What you get:
- 10 ideas for machine learning projects.
- Free datasets to use for your projects.
- Examples of libraries and algorithms for each case.
According to Andrew Ng, cofounder of Coursera and Adjunct Professor at Stanford, Transfer Learning will be the next driver of Machine Learning commercial success.
Transfer Learning is a Machine Learning technique that allows to reutilize an already trained convolutional neural network (CNN) on a specific dataset and adapt it, or transfer it, to a different dataset. The reason you want to reuse a trained CNN is because they take a long time to train. For example, training ResNet18 for 30 epochs in 4 NVIDIA K80 GPU took us 3 days. Training ResNet152 for 120 epochs in the same GPUs takes 4 months.
In general, there are two strategies to perform transfer learning, and I have not seen a final agreement on the naming. Finetuning, which consists of using the pretrained network on the base dataset and train all layers in the target dataset, and freeze and train, which consists of leaving all but the last layer frozen (the weights are not updated) and train the last layer. It is also possible to freeze the first couple of layers and finetune the rest, this is due to some evidence indicating that the first layers of the CNN contains texture filters and color blobs.
However, in this work we are going to analyze the two extreme cases: training all layers and training only the last layer.
The most common base dataset is ImageNet, which contains 1.2 million images with 1000 categories. These categories are divided in two big groups: animals and objects. The number of images per category is around 1000. Most deep learning libraries provide CNN models pretrained on ImageNet.
In the image, we can see the two mentioned transfer learning strategies. Here we used a pretrained CNN on ImageNet and adapt it to classify Homer Simpson, using as the target dataset a subset of the Simpsons Dataset. This subset contains 20 classes with between 300 and 1000 images per class.
Then we can use freeze and train, as it is represented in the upper figure, and just train the last layer, or we can finetune all layers, as it is represented in the bottom figure.

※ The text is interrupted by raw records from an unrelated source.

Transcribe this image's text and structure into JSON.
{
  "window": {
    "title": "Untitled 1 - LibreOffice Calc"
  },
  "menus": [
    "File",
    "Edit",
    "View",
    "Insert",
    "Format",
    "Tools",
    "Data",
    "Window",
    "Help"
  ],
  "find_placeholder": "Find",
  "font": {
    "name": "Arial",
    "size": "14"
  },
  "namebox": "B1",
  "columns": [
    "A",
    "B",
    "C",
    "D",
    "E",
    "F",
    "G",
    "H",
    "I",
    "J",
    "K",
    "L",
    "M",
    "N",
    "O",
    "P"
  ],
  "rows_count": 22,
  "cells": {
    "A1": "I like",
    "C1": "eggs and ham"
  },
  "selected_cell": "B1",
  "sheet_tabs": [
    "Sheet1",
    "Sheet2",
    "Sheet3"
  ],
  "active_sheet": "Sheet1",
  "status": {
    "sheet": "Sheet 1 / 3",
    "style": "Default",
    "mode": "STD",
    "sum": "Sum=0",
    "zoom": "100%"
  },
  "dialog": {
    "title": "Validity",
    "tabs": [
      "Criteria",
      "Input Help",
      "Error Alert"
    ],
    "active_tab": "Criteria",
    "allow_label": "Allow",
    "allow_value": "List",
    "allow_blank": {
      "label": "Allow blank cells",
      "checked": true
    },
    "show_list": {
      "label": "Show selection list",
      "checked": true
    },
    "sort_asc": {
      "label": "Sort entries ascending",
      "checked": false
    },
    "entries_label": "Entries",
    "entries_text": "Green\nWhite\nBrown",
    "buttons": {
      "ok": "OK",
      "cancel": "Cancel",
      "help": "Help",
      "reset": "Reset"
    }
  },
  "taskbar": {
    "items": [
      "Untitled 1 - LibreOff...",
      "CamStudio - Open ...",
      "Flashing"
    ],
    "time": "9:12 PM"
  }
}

It is difficult to know in which cases one should just train the last layer or finetune the network. In (Yosinsky et. al., 2014), the authors address the problem of quantifying the degree to which a particular CNN layer is general or specific in the context of the ImageNet dataset. They found that the transferability is negatively affected by splitting the network in the middle layers due to coadaptation of these layers. They reported that the transferability gap grows as the distance between tasks increases and finally, they found that initializing the network with transferred weights can improve generalization performance in comparison with training it from zero weights.
As reported in this tutorial of Karpathy, these are some guidelines of the different scenarios when using transfer learning in a new dataset:
In the experiments, we used a limited number of datasets with a small network, ResNet18, so it will be premature to generalize the findings to all datasets and networks. However, the findings may shed some light on the problem of when to use transfer learning. In the following table there is a summary of the results.
The first detail we observe is an accuracy degradation when training a gray scale dataset in comparison with its color scale counterpart. This is consistent with the observation of other authors that the more different the domain between the base dataset and the target dataset, the worse the transference.
We see as well that for Simpsons and Caltech256 datasets there is a high degradation when freezing. The highest degradation can be appreciated in Simpson dataset, which can be due to the fact that the domains are quite different, while in ImageNet there are natural images, in Simpsons the images have mostly plain colors. In Caltech we observe firstly a low accuracy, apart from a high degradation when freezing. Maybe the reason is because for a dataset of a high number of classes, the number of images per class is small, in the order of a couple of houndreds.
The domain of dogs vs cats dataset is the closest to ImageNet, in fact, ImageNet contains several breeds of dogs and cats. In this case, there is no much difference when finetuning or freezing.
Finally, in the hymenoptera dataset, we see a small improvement in the color dataset when freezing. This can be because the domain is closer and the dataset is small. In the grayscale counterpart we don't see an improvement when freezing, probably due to the domain difference.